Utilising his relaxed, highly efficient running style, the Ethiopian glided through the streets of Tokyo.
In truth, he was in a league of his own that day, coming home over four minutes sooner than his nearest rival, Basil Heatley of Great Britain.
When he passed through the tape at the end of the race in a new Olympic record of 2:12:11.2, he looked like he had barely broken a sweat. In a race where many of the competition collapsed across the finish line, Bikila celebrated by doing gymnastic exercises on his back at the edge of the track.
For the second time in as many Games, Bikila received Ethiopia's only gold medal - and with it became the only athlete to win two marathon gold medals.
What happened next?
Of the 13 marathons he ever competed in, Abebe Bikila won 12.
Until he first graced the Olympic stage, East African athletes had never won Olympic gold. Now runners from the region are the dominant force in long-distance running, with Ethiopia on its own having won a total of 22 gold medals.
Bikila returned home a hero, but in 1969 tragedy struck. The Volkswagen Beetle he was driving was involved in a traffic accident that left the legendary athlete paralysed. He would never walk again.

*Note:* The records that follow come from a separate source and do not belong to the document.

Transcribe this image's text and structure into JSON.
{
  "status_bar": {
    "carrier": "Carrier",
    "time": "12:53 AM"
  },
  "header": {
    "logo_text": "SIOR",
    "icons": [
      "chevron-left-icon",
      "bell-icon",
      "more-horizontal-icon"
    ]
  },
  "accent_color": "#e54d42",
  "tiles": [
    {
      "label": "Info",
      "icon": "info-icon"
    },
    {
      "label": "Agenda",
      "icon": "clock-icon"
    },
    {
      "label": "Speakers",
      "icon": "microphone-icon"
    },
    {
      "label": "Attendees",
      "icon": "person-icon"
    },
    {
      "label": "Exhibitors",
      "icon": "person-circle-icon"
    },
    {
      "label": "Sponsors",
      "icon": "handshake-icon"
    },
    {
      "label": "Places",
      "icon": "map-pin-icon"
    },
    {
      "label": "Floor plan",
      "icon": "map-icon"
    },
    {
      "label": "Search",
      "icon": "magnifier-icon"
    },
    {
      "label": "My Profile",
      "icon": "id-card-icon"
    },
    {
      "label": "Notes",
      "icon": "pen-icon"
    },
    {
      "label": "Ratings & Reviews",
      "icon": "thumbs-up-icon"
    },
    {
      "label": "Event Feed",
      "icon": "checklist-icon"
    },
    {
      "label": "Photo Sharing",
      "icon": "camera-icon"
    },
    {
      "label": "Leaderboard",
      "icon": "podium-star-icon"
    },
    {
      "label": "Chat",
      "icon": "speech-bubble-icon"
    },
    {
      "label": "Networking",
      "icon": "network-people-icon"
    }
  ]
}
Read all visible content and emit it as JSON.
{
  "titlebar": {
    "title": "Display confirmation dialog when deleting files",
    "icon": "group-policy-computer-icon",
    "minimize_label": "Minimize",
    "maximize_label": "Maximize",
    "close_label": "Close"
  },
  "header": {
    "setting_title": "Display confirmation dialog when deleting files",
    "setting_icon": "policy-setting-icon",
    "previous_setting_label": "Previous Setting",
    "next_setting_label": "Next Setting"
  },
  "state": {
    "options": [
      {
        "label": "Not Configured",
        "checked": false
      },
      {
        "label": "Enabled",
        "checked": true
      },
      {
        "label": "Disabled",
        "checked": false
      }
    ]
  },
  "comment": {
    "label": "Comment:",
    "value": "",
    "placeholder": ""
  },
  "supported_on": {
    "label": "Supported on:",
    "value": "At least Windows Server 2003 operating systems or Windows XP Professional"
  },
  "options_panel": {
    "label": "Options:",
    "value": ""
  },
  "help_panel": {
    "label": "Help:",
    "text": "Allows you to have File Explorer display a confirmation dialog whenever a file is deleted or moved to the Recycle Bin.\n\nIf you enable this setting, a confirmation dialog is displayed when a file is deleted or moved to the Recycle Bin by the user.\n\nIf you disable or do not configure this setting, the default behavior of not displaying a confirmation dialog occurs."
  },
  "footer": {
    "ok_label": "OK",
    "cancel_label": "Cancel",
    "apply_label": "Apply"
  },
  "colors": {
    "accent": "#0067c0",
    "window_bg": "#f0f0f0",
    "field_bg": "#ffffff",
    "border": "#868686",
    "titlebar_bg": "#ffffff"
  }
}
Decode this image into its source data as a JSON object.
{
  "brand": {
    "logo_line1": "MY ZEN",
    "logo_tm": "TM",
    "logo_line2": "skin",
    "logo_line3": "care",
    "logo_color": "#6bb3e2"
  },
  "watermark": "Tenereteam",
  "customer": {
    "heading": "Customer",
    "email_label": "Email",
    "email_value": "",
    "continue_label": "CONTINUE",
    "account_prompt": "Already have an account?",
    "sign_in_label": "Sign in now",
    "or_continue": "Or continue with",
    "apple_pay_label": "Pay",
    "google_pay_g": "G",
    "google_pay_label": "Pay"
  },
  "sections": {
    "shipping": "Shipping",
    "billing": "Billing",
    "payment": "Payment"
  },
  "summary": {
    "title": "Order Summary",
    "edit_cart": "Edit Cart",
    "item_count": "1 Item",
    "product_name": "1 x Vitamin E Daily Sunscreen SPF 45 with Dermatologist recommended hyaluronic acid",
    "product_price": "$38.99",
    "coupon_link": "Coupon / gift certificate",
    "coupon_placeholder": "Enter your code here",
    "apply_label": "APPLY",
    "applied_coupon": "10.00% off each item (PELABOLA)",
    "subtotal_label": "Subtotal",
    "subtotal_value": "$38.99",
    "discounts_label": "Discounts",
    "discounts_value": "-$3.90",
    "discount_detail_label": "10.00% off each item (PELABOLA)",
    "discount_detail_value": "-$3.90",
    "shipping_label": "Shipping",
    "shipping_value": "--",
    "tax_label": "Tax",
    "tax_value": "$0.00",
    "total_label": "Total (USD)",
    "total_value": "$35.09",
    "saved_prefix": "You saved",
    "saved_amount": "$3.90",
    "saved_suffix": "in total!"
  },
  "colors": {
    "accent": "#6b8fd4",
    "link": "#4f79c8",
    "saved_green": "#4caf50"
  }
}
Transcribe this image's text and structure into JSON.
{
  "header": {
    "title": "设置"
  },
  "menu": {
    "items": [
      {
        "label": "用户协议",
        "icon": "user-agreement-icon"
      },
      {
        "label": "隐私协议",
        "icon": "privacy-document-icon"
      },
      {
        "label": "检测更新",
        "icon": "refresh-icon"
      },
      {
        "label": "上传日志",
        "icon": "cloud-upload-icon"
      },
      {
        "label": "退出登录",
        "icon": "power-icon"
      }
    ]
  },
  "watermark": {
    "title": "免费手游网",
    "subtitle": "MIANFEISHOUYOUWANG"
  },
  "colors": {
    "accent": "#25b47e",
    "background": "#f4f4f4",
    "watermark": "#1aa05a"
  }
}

But being bound to a wheelchair did not stop Bikila from continuing to compete. A year later, while still receiving treatment for his accident, he took part in the 1970 Stoke Mandeville Games in London - the forerunner to today’s Paralympic Games.
Bikila died at age 41 in 1973, following a cerebral haemorrhage related to his accident. It was less than 10 years after his incredible victory in Tokyo.
But the legend - and legacy - of East Africa’s first Olympic gold medallist continues to live on today.